We joke that airplanes are time machines. When we come back to South America from North America it feels as though we step back in time. The clinics feel outdated. The cows on cobblestone streets look like the pioneer days in the movies. The open fires in homes and restaurants tended by women in skirts with babies slung on their backs set a scene of a bygone era.
I suppose we could also launch a mind bending conversation about the relativity of time. Like how you “skip” a day when flying from L.A. to Sydney. Or how you can “go back” to yesterday by flying from Tokyo to Honolulu. Such a thrilling life for international travelers! We’ll save all that for the science forums.
I’d rather touch on something even non-nerds can converse about: the cultural concept of time.
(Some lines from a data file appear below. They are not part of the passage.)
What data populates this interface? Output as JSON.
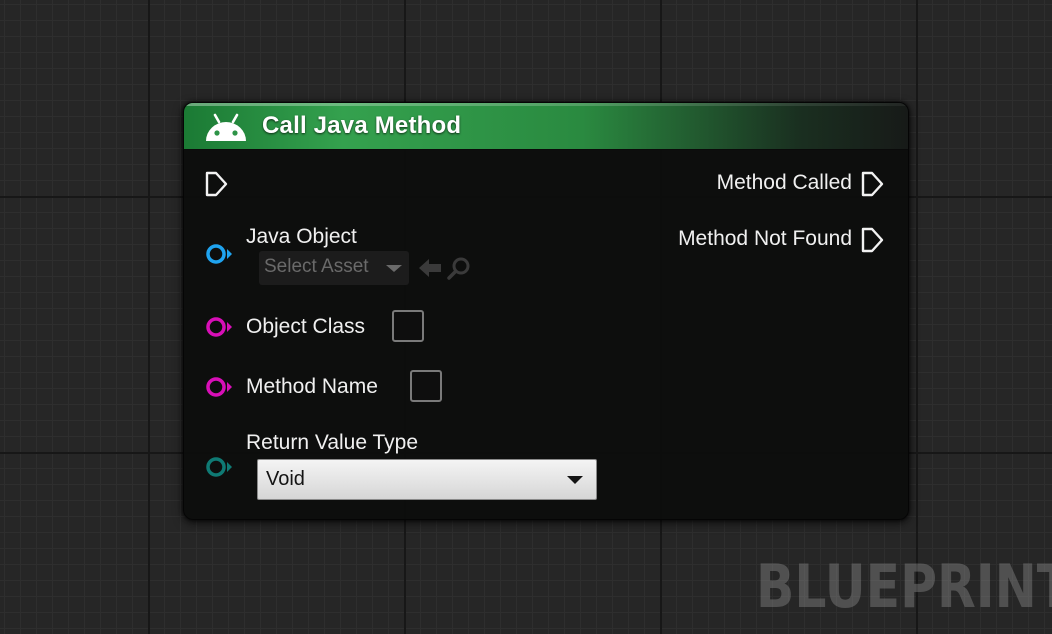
{
  "node": {
    "title": "Call Java Method",
    "header_color": "#34a14e",
    "icon": "android-icon"
  },
  "outputs": [
    {
      "label": "Method Called",
      "pin": "exec-pin"
    },
    {
      "label": "Method Not Found",
      "pin": "exec-pin"
    }
  ],
  "inputs": {
    "java_object": {
      "label": "Java Object",
      "picker_placeholder": "Select Asset",
      "pin_color": "#1fa3ef"
    },
    "object_class": {
      "label": "Object Class",
      "pin_color": "#d80fb7"
    },
    "method_name": {
      "label": "Method Name",
      "pin_color": "#d80fb7"
    },
    "return_value_type": {
      "label": "Return Value Type",
      "selected": "Void",
      "pin_color": "#0f7a74"
    }
  },
  "watermark": "BLUEPRINT"
}
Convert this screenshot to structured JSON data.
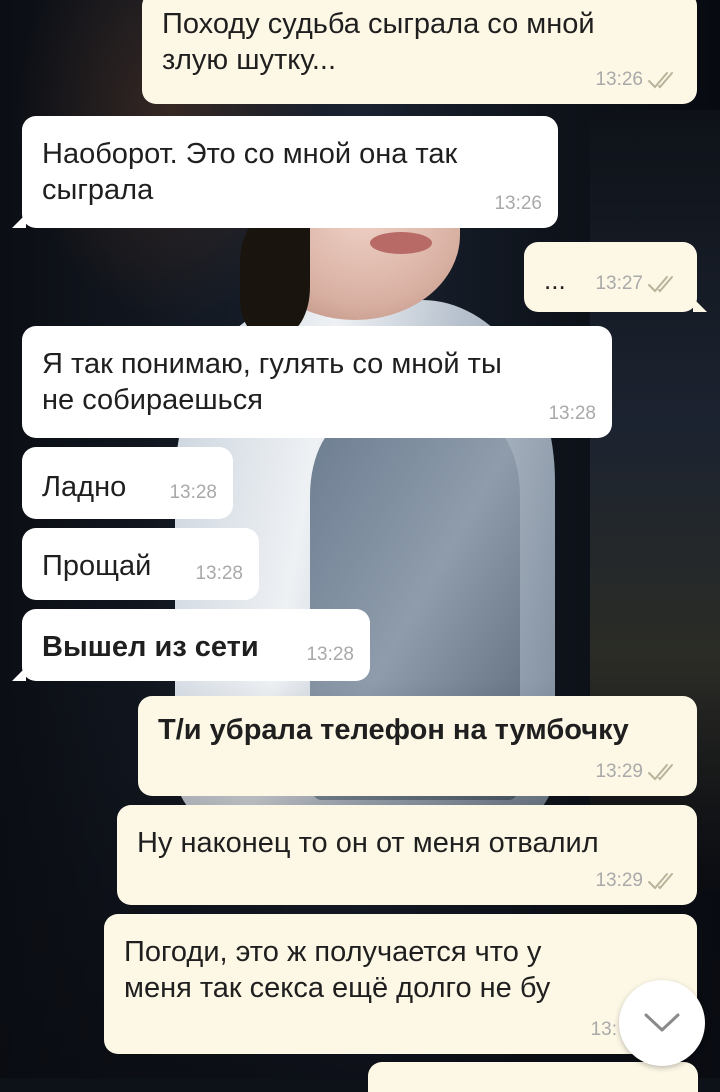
{
  "messages": [
    {
      "id": 1,
      "direction": "out",
      "lines": [
        "Походу судьба сыграла со мной",
        "злую шутку..."
      ],
      "time": "13:26",
      "read": true
    },
    {
      "id": 2,
      "direction": "in",
      "lines": [
        "Наоборот. Это со мной она так",
        "сыграла"
      ],
      "time": "13:26"
    },
    {
      "id": 3,
      "direction": "out",
      "lines": [
        "..."
      ],
      "time": "13:27",
      "read": true
    },
    {
      "id": 4,
      "direction": "in",
      "lines": [
        "Я так понимаю, гулять со мной ты",
        "не собираешься"
      ],
      "time": "13:28"
    },
    {
      "id": 5,
      "direction": "in",
      "lines": [
        "Ладно"
      ],
      "time": "13:28"
    },
    {
      "id": 6,
      "direction": "in",
      "lines": [
        "Прощай"
      ],
      "time": "13:28"
    },
    {
      "id": 7,
      "direction": "in",
      "lines": [
        "Вышел из сети"
      ],
      "time": "13:28",
      "bold": true
    },
    {
      "id": 8,
      "direction": "out",
      "lines": [
        "Т/и убрала телефон на тумбочку"
      ],
      "time": "13:29",
      "read": true,
      "bold": true
    },
    {
      "id": 9,
      "direction": "out",
      "lines": [
        "Ну наконец то он от меня отвалил"
      ],
      "time": "13:29",
      "read": true
    },
    {
      "id": 10,
      "direction": "out",
      "lines": [
        "Погоди, это ж получается что у",
        "меня так секса ещё долго не бу"
      ],
      "time": "13:",
      "read": true
    }
  ],
  "icons": {
    "read_receipt": "double-check-icon",
    "scroll_down": "chevron-down-icon"
  },
  "colors": {
    "incoming_bubble": "#ffffff",
    "outgoing_bubble": "#fdf8e6",
    "time_text": "#a9a9a9",
    "check_color": "#b9b39a"
  }
}
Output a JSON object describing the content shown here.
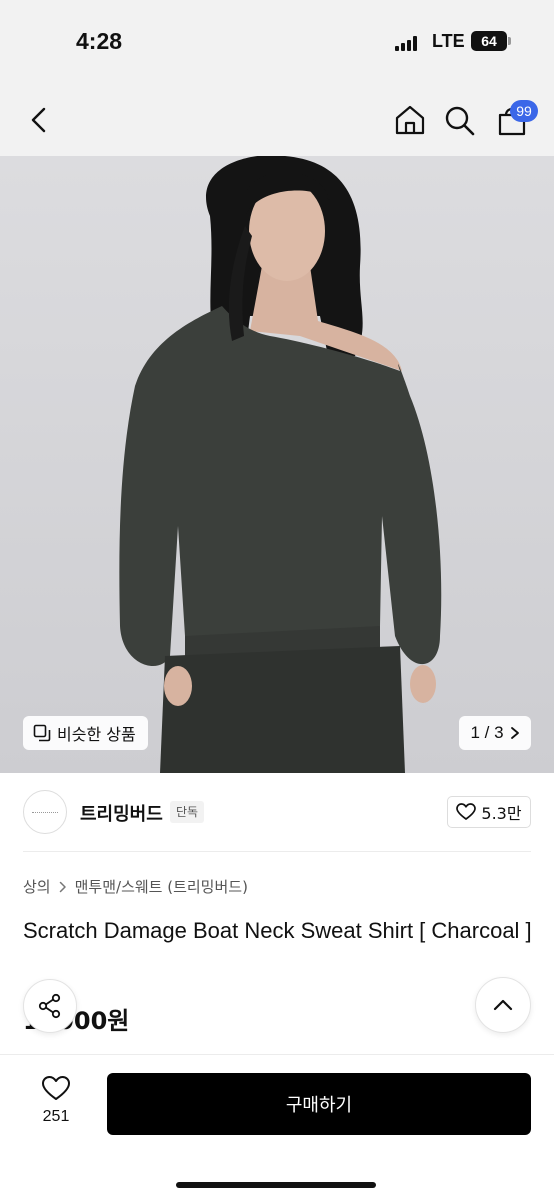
{
  "status_bar": {
    "time": "4:28",
    "network": "LTE",
    "battery": "64"
  },
  "nav": {
    "back_icon": "chevron-left-icon",
    "home_icon": "home-icon",
    "search_icon": "search-icon",
    "cart_icon": "cart-icon",
    "cart_badge": "99"
  },
  "gallery": {
    "similar_label": "비슷한 상품",
    "similar_icon": "copy-icon",
    "pager_label": "1 / 3",
    "pager_icon": "chevron-right-icon"
  },
  "store": {
    "name": "트리밍버드",
    "tag": "단독",
    "likes": "5.3만",
    "like_icon": "heart-icon"
  },
  "product": {
    "breadcrumb": [
      "상의",
      "맨투맨/스웨트 (트리밍버드)"
    ],
    "title": "Scratch Damage Boat Neck Sweat Shirt [ Charcoal ]",
    "price": "1 ,000원"
  },
  "floating": {
    "share_icon": "share-icon",
    "top_icon": "chevron-up-icon"
  },
  "bottom_bar": {
    "like_count": "251",
    "buy_label": "구매하기"
  },
  "colors": {
    "accent": "#3b67e8",
    "buy_button": "#000000",
    "sweatshirt": "#3b3f3b"
  }
}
Yang Liu created a collection of captivating infogrpahics and put them in a book. After spending significant time in Germany and China she compares: standing in line, dealing with problems, social dynamics at parties, etc. You can see a larger sampling on Brain Pickings. For the purpose of this post I want us to consider just this one:
On the left, in the blue box, we see the Germanic concept of punctuality. On the right, in the red box, we see the Chinese concept of punctuality. What would the image portray as an infographic on punctuality for the region where you reside?
The Bolivian rhythm is quite different than the Nebraska rhythm I was raised on. Adjusting my definition of “late” has relieved some tension. Others have tried to sanctify punctuality, as if it was included in the beatitudes. That is a mite too exhausting for me. I choose rather to ascribe to a different addendum to the Sermon on the Mount: Blessed are the flexible for they shall not be bent out of shape.
Culture shock still creeps up on me every once in a while, though. It usually hits me when I think I have something all figured out. I thought for sure I had the slower place down pat. Then some challenges arose in a particular relationship with a Bolivian.
Consistently, my expectations were not met. I hoped for growth. I taught for growth. We went round and round the issues, and still I didn’t see what I wanted to see in the life of this other person.
When I was venting my frustrations to a very wise lady she helped me see this situation in a new light. She asked if I loved the other person. What good Christian would say no? Of course I love this person. She then said that it was time to lift the timeline. Oftentimes when dealing with relational issues we cannot put a timeline of expectation on the other person. When we are committed to the relationship we will trust that God is helping the other person to grow and change in His timing.
Since that moment, when I see myself become impatient with another person, especially this person, I remember that I let the timeline go. What a great freedom!
The Message bible says in Matthew 11:
“Are you tired? Worn out? Burned out on religion? Come to me. Get away with me and you’ll recover your life. I’ll show you how to take a real rest. Walk with me and work with me—watch how I do it.
Learn the unforced rhythms of grace.
I won’t lay anything heavy or ill-fitting on you. Keep company with me and you’ll learn to live freely and lightly.”
The unforced rhythms of grace for others.
The unforced rhythms of grace for myself.
The unforced rhythms of grace to live in company with God.
What is time like in your region of the world?
Are there some areas in your life where lifting the timeline expectation might relieve some pressure?
– Angie Washington, missionary living in Bolivia, South America